▸ Task brief
Reproduce the records below exactly as given.

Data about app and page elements
◆ ◆ ◆ ◆ ◆

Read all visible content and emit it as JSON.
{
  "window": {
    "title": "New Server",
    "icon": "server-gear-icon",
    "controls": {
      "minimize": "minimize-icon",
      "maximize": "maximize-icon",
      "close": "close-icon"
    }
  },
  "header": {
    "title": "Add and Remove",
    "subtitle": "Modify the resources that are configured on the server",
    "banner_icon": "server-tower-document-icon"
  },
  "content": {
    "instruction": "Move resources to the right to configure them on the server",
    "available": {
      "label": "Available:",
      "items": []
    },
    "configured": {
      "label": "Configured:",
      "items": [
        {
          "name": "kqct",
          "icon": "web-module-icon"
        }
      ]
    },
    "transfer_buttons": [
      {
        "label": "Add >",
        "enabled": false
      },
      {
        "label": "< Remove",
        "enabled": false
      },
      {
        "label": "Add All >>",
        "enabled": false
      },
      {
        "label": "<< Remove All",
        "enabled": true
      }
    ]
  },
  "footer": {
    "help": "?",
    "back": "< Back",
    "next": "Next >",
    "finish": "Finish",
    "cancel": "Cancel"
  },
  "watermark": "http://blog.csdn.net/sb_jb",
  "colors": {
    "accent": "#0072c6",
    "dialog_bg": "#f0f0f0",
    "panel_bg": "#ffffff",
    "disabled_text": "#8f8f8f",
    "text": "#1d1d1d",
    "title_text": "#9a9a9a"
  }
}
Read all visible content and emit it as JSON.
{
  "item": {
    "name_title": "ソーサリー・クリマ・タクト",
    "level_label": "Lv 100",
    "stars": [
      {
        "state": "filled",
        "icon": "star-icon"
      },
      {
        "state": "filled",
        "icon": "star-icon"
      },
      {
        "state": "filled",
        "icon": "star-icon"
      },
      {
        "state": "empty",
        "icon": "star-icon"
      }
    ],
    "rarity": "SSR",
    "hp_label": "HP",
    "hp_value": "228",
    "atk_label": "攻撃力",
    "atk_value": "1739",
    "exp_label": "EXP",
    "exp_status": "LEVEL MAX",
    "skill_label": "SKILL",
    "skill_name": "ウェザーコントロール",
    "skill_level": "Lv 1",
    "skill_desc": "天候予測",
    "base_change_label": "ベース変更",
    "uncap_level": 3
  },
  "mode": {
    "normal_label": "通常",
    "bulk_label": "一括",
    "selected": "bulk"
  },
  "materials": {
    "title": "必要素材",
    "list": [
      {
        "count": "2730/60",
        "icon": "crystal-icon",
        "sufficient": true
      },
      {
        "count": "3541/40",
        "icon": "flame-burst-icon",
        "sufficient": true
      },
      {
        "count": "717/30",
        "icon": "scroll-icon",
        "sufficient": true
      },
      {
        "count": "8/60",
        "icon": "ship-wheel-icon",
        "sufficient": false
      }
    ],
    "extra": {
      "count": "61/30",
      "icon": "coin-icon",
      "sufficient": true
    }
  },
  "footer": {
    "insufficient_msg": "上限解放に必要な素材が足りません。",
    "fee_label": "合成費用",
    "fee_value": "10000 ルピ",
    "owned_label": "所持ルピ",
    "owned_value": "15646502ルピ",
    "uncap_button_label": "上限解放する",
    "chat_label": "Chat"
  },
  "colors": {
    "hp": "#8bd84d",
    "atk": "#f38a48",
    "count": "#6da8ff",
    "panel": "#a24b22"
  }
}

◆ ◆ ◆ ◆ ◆

▸ Your solution
Read all visible content and emit it as JSON.
{
  "window": {
    "title": "New Server",
    "icon": "server-gear-icon",
    "controls": {
      "minimize": "minimize-icon",
      "maximize": "maximize-icon",
      "close": "close-icon"
    }
  },
  "header": {
    "title": "Add and Remove",
    "subtitle": "Modify the resources that are configured on the server",
    "banner_icon": "server-tower-document-icon"
  },
  "content": {
    "instruction": "Move resources to the right to configure them on the server",
    "available": {
      "label": "Available:",
      "items": []
    },
    "configured": {
      "label": "Configured:",
      "items": [
        {
          "name": "kqct",
          "icon": "web-module-icon"
        }
      ]
    },
    "transfer_buttons": [
      {
        "label": "Add >",
        "enabled": false
      },
      {
        "label": "< Remove",
        "enabled": false
      },
      {
        "label": "Add All >>",
        "enabled": false
      },
      {
        "label": "<< Remove All",
        "enabled": true
      }
    ]
  },
  "footer": {
    "help": "?",
    "back": "< Back",
    "next": "Next >",
    "finish": "Finish",
    "cancel": "Cancel"
  },
  "watermark": "http://blog.csdn.net/sb_jb",
  "colors": {
    "accent": "#0072c6",
    "dialog_bg": "#f0f0f0",
    "panel_bg": "#ffffff",
    "disabled_text": "#8f8f8f",
    "text": "#1d1d1d",
    "title_text": "#9a9a9a"
  }
}
Read all visible content and emit it as JSON.
{
  "item": {
    "name_title": "ソーサリー・クリマ・タクト",
    "level_label": "Lv 100",
    "stars": [
      {
        "state": "filled",
        "icon": "star-icon"
      },
      {
        "state": "filled",
        "icon": "star-icon"
      },
      {
        "state": "filled",
        "icon": "star-icon"
      },
      {
        "state": "empty",
        "icon": "star-icon"
      }
    ],
    "rarity": "SSR",
    "hp_label": "HP",
    "hp_value": "228",
    "atk_label": "攻撃力",
    "atk_value": "1739",
    "exp_label": "EXP",
    "exp_status": "LEVEL MAX",
    "skill_label": "SKILL",
    "skill_name": "ウェザーコントロール",
    "skill_level": "Lv 1",
    "skill_desc": "天候予測",
    "base_change_label": "ベース変更",
    "uncap_level": 3
  },
  "mode": {
    "normal_label": "通常",
    "bulk_label": "一括",
    "selected": "bulk"
  },
  "materials": {
    "title": "必要素材",
    "list": [
      {
        "count": "2730/60",
        "icon": "crystal-icon",
        "sufficient": true
      },
      {
        "count": "3541/40",
        "icon": "flame-burst-icon",
        "sufficient": true
      },
      {
        "count": "717/30",
        "icon": "scroll-icon",
        "sufficient": true
      },
      {
        "count": "8/60",
        "icon": "ship-wheel-icon",
        "sufficient": false
      }
    ],
    "extra": {
      "count": "61/30",
      "icon": "coin-icon",
      "sufficient": true
    }
  },
  "footer": {
    "insufficient_msg": "上限解放に必要な素材が足りません。",
    "fee_label": "合成費用",
    "fee_value": "10000 ルピ",
    "owned_label": "所持ルピ",
    "owned_value": "15646502ルピ",
    "uncap_button_label": "上限解放する",
    "chat_label": "Chat"
  },
  "colors": {
    "hp": "#8bd84d",
    "atk": "#f38a48",
    "count": "#6da8ff",
    "panel": "#a24b22"
  }
}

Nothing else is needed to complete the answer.